[Data in this exercise Boundary: Start]

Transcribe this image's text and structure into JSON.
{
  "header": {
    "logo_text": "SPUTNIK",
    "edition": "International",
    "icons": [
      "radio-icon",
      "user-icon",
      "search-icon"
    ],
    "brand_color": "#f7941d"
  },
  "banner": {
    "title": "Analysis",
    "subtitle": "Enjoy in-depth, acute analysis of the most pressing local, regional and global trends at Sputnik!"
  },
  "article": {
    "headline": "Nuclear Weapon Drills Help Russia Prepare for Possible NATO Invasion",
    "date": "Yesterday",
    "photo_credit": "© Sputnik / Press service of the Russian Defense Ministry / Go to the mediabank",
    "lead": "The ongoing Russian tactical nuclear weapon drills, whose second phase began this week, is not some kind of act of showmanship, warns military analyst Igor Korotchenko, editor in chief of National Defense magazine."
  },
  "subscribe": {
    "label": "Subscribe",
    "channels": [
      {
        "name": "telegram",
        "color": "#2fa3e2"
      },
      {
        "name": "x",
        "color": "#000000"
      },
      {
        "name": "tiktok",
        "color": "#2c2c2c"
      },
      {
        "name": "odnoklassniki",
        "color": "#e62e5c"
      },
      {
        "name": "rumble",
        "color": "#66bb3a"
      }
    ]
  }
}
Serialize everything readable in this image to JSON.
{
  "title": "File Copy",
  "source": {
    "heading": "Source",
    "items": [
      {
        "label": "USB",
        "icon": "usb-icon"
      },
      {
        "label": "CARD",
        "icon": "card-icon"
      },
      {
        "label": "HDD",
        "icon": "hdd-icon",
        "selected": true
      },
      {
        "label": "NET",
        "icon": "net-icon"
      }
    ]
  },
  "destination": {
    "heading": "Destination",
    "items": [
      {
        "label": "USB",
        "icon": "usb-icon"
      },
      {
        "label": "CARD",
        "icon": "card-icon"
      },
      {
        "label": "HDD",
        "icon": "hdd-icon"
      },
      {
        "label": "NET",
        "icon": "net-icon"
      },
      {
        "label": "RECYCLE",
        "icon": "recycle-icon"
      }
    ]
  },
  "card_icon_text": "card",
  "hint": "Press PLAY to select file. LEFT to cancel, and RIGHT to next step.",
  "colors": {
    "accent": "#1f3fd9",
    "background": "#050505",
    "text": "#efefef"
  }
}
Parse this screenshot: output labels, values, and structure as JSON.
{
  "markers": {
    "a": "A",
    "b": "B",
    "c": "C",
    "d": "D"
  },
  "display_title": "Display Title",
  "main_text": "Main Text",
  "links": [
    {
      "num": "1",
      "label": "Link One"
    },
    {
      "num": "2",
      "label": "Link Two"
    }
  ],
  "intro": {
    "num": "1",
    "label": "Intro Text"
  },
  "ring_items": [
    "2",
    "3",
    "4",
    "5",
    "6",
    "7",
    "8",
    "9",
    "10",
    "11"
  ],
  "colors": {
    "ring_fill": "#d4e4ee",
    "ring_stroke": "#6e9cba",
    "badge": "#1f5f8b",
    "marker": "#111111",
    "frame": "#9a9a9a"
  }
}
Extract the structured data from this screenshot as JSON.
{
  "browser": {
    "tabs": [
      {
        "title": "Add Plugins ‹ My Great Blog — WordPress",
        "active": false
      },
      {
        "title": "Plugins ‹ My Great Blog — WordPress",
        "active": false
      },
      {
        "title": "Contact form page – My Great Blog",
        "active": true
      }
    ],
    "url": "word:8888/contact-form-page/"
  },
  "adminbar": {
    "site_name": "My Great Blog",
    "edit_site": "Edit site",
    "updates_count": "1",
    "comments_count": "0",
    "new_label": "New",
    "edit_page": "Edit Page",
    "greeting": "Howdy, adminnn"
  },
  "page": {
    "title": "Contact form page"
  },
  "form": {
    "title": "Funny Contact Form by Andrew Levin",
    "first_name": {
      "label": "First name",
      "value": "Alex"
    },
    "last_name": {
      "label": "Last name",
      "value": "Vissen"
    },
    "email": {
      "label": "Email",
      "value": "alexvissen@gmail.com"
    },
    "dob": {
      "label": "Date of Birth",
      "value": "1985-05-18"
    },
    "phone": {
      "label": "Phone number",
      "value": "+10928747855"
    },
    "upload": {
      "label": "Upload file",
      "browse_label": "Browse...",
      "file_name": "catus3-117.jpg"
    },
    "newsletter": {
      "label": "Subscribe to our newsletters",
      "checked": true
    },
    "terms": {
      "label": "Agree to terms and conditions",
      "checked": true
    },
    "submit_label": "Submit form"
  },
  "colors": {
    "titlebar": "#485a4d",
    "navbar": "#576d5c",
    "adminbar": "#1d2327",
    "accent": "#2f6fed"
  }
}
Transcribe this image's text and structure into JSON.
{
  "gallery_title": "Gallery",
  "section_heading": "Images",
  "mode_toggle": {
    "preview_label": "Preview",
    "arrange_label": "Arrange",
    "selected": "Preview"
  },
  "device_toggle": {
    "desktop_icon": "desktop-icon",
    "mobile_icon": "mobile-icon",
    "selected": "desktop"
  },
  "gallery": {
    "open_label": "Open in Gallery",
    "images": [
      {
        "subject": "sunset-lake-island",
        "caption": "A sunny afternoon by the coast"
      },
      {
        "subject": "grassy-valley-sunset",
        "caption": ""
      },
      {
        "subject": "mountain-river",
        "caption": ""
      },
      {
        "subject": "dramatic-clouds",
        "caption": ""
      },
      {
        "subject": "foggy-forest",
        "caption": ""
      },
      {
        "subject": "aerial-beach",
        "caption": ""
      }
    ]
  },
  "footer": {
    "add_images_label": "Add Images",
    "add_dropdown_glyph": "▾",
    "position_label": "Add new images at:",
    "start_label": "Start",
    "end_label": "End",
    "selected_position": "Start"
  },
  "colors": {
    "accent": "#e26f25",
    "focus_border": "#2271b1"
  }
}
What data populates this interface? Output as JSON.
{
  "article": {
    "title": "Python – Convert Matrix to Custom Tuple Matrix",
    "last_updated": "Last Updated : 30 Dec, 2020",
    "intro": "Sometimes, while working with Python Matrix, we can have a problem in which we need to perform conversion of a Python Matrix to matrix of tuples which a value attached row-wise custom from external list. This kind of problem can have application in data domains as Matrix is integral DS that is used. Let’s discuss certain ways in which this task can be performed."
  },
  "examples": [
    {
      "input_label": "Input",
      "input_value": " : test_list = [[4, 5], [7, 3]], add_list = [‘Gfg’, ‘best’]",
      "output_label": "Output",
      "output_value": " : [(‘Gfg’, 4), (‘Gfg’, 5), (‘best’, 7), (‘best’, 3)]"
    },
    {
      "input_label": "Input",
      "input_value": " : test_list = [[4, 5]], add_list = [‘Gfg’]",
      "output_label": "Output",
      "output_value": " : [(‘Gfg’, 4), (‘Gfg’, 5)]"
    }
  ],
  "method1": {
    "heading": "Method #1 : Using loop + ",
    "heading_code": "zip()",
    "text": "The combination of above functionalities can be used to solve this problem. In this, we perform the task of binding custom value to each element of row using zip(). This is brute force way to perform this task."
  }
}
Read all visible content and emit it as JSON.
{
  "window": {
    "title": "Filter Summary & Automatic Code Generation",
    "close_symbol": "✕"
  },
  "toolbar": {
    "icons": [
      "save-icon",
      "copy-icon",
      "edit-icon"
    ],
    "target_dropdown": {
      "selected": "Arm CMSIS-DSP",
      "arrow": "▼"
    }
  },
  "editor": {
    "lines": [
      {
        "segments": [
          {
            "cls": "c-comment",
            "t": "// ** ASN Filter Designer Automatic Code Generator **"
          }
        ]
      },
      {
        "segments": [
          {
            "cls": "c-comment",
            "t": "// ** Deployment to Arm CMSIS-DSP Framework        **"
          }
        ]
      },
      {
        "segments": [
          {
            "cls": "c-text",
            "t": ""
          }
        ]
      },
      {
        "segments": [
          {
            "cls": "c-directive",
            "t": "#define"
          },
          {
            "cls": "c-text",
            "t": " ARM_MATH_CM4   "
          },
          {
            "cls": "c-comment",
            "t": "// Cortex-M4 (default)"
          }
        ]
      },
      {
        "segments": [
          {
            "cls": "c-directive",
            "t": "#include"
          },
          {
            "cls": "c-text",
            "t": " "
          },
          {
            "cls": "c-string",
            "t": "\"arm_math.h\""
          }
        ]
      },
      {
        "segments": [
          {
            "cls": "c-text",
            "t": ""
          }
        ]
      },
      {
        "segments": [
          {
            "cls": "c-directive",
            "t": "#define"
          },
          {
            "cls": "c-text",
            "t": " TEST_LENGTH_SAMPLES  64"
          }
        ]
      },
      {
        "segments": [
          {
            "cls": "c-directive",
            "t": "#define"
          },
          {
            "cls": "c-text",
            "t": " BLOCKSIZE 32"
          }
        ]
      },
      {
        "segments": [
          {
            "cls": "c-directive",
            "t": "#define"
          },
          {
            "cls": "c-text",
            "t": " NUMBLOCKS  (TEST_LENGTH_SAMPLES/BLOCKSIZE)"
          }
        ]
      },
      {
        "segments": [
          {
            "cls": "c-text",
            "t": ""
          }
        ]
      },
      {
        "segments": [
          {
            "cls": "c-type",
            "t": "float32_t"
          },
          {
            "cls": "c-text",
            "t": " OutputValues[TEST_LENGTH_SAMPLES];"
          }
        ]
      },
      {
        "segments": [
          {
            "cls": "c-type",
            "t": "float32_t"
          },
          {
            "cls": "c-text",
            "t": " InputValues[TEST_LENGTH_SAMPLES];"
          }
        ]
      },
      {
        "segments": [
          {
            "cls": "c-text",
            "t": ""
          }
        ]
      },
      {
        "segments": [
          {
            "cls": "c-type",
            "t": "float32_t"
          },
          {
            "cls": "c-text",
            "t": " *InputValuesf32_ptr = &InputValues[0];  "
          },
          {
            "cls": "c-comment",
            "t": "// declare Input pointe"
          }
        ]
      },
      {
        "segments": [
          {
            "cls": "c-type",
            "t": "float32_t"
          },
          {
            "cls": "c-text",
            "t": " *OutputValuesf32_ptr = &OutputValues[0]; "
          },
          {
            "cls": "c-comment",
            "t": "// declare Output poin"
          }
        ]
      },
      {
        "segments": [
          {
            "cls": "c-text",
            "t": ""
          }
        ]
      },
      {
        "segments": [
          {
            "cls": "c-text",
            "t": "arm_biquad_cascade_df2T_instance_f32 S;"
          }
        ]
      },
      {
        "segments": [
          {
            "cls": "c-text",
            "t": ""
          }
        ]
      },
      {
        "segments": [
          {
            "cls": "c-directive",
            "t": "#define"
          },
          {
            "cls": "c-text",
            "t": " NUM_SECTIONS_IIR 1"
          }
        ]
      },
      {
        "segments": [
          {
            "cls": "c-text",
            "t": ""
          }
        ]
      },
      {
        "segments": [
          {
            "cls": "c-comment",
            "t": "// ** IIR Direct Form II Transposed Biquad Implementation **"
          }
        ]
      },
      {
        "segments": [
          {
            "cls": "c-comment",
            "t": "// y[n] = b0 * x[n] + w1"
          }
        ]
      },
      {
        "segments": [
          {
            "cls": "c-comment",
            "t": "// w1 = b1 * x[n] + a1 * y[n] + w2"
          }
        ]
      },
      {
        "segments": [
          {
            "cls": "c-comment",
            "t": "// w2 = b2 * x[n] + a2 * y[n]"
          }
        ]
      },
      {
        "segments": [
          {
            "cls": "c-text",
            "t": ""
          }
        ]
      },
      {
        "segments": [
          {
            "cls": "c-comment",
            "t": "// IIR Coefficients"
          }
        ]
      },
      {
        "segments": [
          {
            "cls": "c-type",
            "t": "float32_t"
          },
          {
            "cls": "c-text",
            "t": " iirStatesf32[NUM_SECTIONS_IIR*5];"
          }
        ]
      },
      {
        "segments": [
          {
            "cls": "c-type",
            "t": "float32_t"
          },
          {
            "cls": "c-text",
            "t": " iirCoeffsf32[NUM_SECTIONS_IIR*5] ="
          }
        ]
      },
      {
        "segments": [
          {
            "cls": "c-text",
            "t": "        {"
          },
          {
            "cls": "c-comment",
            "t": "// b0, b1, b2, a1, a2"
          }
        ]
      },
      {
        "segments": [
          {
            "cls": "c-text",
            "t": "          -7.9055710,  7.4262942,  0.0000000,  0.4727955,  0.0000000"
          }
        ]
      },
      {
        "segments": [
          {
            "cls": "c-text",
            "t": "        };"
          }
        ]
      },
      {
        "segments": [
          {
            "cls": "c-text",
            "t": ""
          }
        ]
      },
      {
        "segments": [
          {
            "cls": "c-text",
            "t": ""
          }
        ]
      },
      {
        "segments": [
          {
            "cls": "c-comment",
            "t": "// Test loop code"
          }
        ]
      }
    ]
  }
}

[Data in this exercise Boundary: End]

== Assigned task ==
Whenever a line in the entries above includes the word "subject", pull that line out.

== Written answer ==
        "subject": "sunset-lake-island",
        "subject": "grassy-valley-sunset",
        "subject": "mountain-river",
        "subject": "dramatic-clouds",
        "subject": "foggy-forest",
        "subject": "aerial-beach",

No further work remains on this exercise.